While salt is the standard ingredient for most types of tsukemono, other pickling agents can be added according to preference. These can affect the taste and colour of the resultant pickles, as well as the pickling time. These are some of the most common pickling methods for Japanese pickles:amasuzuke – sugar and vinegar
In theory, there is no limit to the types of tsukemono you can produce – so long as the core ingredients of fruit and vegetable are suitable for pickling, you can create any variety. However, there are certain types that are particularly popular in Japan, that you can expect to find on any Japanese menu.
Kyurizuke is sliced cucumbers, usually pickled in brine or salt water.
Hakusai is one of the most popular types of tsukemono on the market. Indeed, it is so popular that jars of it are sometimes labelled as tsukemono in Western supermarkets. Hakusai is thick chunks of pickled Chinese cabbage (also known as napa cabbage), as it is regularly served as a side dish.
Beni shōga is a sweet and fragrant form or tsukemono, made by pickling red ginger in umeboshi brine. It is commonly used as a garnish on okonomiyaki (savoury pancakes), takoyaki (octopus balls) and yakisoba (stir-fried noodles).
Rakkyōzuke is is a pickled onion that is often served alongside Japanese curry and other strongly-flavoured dishes. It has a fresh, mild taste that helps accentuate the more dominant flavour of such meals.
Matsumaezuke is an unusual pickled side-dish, comprising konbu, herring roe (kazunoko), dried squid (surume), ginger, and carrot. These ingredients are pickled in a mixture of mirin, sake, and soy sauce to produce a rich, savoury-sweet pickle.
Another mixed pickle dish, fukujinzuke combines lotus root, aubergine, cucumber, and daikon, pickled using soy sauce. This dish combines tartness with umami notes and is a popular accompaniment to hot and spicy dishes.
Gari, or pickled ginger, is perhaps the most famous of all Japanese pickles, being frequently used as a garnish or side dish with fresh sushi, cleansing the palate between bites.View Recipe
Umeboshi is the name given to pickled Japanese plums (ume), they deliver a powerful salty/sour taste combination and are reputed to cure hangovers.
Another traditional tsukemono, takuan is a pickled daikon or mooli radish, and is usually eaten towards the end of the meal as an aid to digestion.
Tsukemono play a large part in Japanese cuisine, making an appearance at most meals. They can be served as a garnish with a full meal, or smaller dishes, such as sushi. They are also served as snacks (otsumami) alongside drinks, or in larger quantities as a side dish (okazu) to rice. Japanese pickles are also served as a separate course as part of a Japanese tea ceremony – specifically the kaiseki portion.

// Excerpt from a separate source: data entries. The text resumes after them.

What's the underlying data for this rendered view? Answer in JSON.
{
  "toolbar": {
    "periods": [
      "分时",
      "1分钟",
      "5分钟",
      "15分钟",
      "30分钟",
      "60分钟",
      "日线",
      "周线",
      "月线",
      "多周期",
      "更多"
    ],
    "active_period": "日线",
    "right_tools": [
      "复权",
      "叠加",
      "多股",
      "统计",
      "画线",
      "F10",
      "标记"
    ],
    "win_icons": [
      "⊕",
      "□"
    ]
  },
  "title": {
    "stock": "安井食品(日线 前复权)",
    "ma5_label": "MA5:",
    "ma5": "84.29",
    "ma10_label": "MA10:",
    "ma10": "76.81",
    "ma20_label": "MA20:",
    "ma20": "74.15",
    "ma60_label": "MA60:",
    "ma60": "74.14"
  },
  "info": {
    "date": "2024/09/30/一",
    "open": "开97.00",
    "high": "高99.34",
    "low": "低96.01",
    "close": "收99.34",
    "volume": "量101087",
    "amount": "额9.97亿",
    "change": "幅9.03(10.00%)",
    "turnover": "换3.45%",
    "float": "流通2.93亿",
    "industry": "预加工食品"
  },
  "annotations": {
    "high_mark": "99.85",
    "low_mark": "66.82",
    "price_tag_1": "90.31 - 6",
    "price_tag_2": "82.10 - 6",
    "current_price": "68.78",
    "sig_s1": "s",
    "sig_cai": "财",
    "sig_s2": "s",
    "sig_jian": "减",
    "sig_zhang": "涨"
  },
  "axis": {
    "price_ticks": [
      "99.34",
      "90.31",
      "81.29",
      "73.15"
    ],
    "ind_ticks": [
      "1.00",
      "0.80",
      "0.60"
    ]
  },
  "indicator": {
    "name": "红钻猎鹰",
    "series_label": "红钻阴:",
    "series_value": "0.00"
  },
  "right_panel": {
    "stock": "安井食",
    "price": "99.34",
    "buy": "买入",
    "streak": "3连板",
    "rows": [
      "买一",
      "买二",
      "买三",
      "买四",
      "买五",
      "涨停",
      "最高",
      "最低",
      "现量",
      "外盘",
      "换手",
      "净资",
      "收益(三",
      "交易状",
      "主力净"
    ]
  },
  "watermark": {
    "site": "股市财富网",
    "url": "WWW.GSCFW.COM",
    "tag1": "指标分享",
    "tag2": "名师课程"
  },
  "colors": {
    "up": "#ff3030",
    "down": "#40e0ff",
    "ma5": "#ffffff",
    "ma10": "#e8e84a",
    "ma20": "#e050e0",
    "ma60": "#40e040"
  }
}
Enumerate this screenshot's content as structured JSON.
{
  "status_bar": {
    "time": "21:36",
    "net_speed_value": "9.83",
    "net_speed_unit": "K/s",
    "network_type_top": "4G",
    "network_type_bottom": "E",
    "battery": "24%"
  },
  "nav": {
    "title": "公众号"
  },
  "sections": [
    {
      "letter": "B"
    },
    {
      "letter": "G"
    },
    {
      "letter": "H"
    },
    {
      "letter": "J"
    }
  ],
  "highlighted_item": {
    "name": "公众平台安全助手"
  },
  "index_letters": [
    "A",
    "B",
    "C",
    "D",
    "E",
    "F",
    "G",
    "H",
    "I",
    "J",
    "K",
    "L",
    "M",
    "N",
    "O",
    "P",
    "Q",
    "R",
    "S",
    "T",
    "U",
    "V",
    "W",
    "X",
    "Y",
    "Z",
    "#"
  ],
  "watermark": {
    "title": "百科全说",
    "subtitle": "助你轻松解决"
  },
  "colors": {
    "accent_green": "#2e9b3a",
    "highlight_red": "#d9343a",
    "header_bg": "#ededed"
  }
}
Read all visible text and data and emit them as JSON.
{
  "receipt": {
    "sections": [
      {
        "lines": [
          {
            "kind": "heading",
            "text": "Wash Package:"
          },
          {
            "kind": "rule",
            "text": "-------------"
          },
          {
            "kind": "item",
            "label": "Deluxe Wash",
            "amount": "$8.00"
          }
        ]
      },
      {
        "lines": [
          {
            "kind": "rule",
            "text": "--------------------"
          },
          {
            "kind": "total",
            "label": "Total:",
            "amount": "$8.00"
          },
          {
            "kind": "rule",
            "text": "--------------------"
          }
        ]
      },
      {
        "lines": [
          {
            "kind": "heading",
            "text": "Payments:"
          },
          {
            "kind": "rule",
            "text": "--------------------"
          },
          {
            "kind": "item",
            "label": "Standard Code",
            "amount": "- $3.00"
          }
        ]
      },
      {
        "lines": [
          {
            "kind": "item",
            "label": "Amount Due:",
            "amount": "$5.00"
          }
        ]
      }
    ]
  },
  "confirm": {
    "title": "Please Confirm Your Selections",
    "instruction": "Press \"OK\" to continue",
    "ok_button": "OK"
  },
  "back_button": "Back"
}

These are just some of the Japanese pickle products and variations that prove particularly popular at SushiSushi. Click on a link to learn more, or visit our online store for more Japanese pickle products.
Pickled ginger – or gari – acts as a palate cleanser, often being served with sushi to be eaten between dishes. Tencho sushi ginger is sliced thinly and marinated in vinegar and koji-packed sake lees to impart both sweetness and heat.
Umeboshi is the traditional pickled plums, so popular in Japanese cuisine. This delicious paste combines those incredible flavours with the rich umami taste of dashi to create something truly unique. The mix of tangy pickle, umami earthiness, and sweet plum is a great addition to many dishes.
If you’re planning on making your own Japanese pickles at home, you need the right pickling liquid for the job. Horaiya’s Asazuke Shinmi liquid pickling base is rich in koji, produced using centuries-old methods. This fast-acting base can pickle cucumbers, radishes, cabbage, carrots and aubergines in under 30 minutes.
Here at SushiSushi, we source our Japanese pickles from some of the most well-respected and established producers in Japan. These include: